Most pushy, demanding dogs are not being ‘dominant’ over their owners. They behave in this fashion because they have learned to behave like this. Your dog has simply leaned that being demanding and pushy is the quickest, easiest way to get what he wants – and once he knows that he can tell you what to do, he will – which is why in many homes, the dog runs the show. All said and done, your dog does not lead because he is dominant. He leads because he is spoiled.

Teaching Your to Be Less Demanding

There are many ways in which you can teach your dog to behave in a less demanding, pushy manner. Some of these ways include:

  • Completely ignoring 99 per cent of your dog’s pushy and demanding behaviours from now on – which is where the “no touch, no talk, no eye contact” rule comes into action. When your dog gets pushy and demanding, it is best to behave as though he is not in the room.
  • Expectation vs Invitation is a good rule to live by. If your dog expects and gets something when he demands it, he gets very pushy & controlling.  Having to wait for an invitation to get things, on the other hand, helps him to be respectful and calm.
  • Ignoring your dog (no touch, no talk, no eye contact) when he demands affection. The best way for you to give him affection is to call him to you. When he comes to you, give him lots of love – he did, after all, do something for you. If he doesn’t come, go and get him to give yourself the opportunity to follow through (and following through is very important!) with what you asked him to do. It is, by the way, perfectly fine to invite your dog to come and sit on your lap when he is not demanding it.
  • Completely ignoring your dog if he barks at you while feeding him. Only continue the process of feeding him once he stops barking and calms down. If you continue feeding him while he is barking and/or jumping, he will learn that this kind of behaviour will get food into his bowl. If, on the other hand, you stop and wait for him to be calm, he learns that this behaviour puts food into his bowl.
  • Instead of playing with him when the drops a toy on you, keep a “special” toy on top of a cabinet or the fridge that you will play with when YOU wish to play. Keeping a ball or toy out of his reach until you want to play makes that toy/ball and, of course, the games you will play even more special to him.  Do make sure not to go and get the toy if/when he barks at it!!
  • Waiting for your dog to calm before letting him out of his crate.
  • Waiting for your dog to calm before inviting him onto the sofa with you.

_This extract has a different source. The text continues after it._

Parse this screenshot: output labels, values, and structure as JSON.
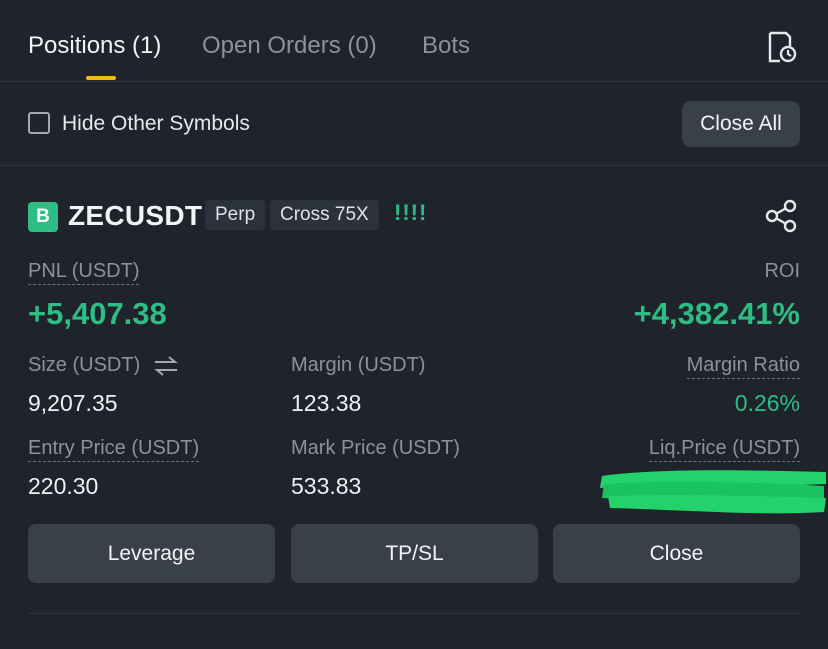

There are some levels of touch that must be corrected and cannot be ignored. If your dog jumps on your back, for instance, when you ignore him, or if he climbs onto you while you are sitting down, he must be corrected.

Always waiting for your dog to be respectful and calm before giving him what he wants is a subtle yet powerful way to convey your leadership and teach your dog good manners.

Expert Advice

Pushy, demanding behaviour can sometimes be a sign of stress and anxiety. If you cannot get your dog to change his demanding ways and believe this may be due to your dog suffering with anxiety or stress, our experienced dog behaviourists may be able to help. Give us a call on 07776761289 or use our online contact form today to learn more, get helpful advice and/or arrange an appointment for us to meet your dog.

2018-07-10T14:32:55+00:00
Dog Harmony